In Waai Weekly Impact we bring you the good news. Each week we curate three stories about positive impact worth sharing. See how others from all around the world inspire to make a difference.

From Lay’s potato chip bag to soccer field

Source: Fast Company

Partnering up with UEFA, Lay’s is building soccer fields all around the world. The project, known as RePlay, is not only related to sustainability, but is also a push to engage young people in communities around the world in sports and life skills. The soccer fields are made from recycled Lay’s potato chips bags. They cost about $200,000 to $250,000 to build and are estimated to have a life span of about 10 years. After that, the field can be fully recycled. The first field opened in May in Tembisa, South Africa. Next up sites are chosen for where they’re likely to have the largest social impact with a community.

Read full article

Sustainable luxury fashion giants

Source: Sustainable Brands

Things are changing in the luxury fashion industry. Gucci for example just introduced a new textile called Demetra. The biobased and animal free textile is also made available for wide industry use. With Demetra, Gucci joins other fashion innovators who are working towards a circular fashion economy. Meanwhile, Burberry has pledged to become climate positive by 2040. With this pledge, the company is setting a new industry standard and improving its current 2040 net-zero target.

Read full article

Recycled Lego bricks

Source: Triple Pundit
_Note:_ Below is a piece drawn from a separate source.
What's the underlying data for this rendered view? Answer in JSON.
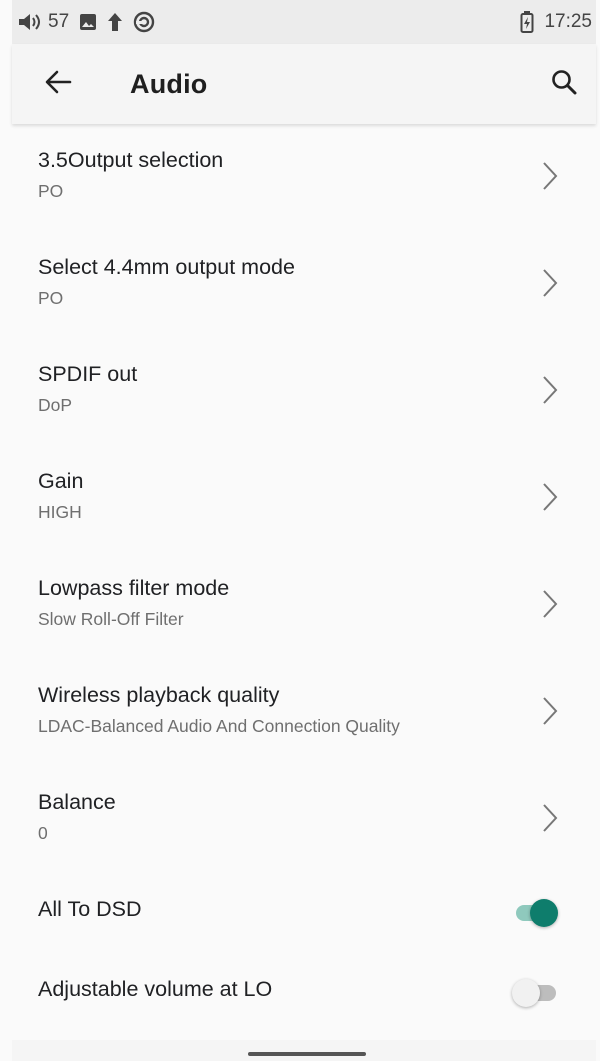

Lego’s are about to be more sustainable than back in the days. This week, the Lego Group introduced a prototype brick made from the plastic used to make beverage bottles. The past three years, the company spent testing and retesting different types of plastics to create the perfect brick. The results are bricks that meet both Lego’s safety and play requirements. Reworking its brick formula is one aspect of Lego group’s ongoing sustainability efforts. The company revealed a three-year plan in 2020 to spend up to $400 million on social responsibility and sustainability programs. By 2022, manufacturing operations are expected to be carbon neutral.

Read full article

Like what you're reading? Stay in the loop and sign-up to our newsletter.

We send one out about once a month.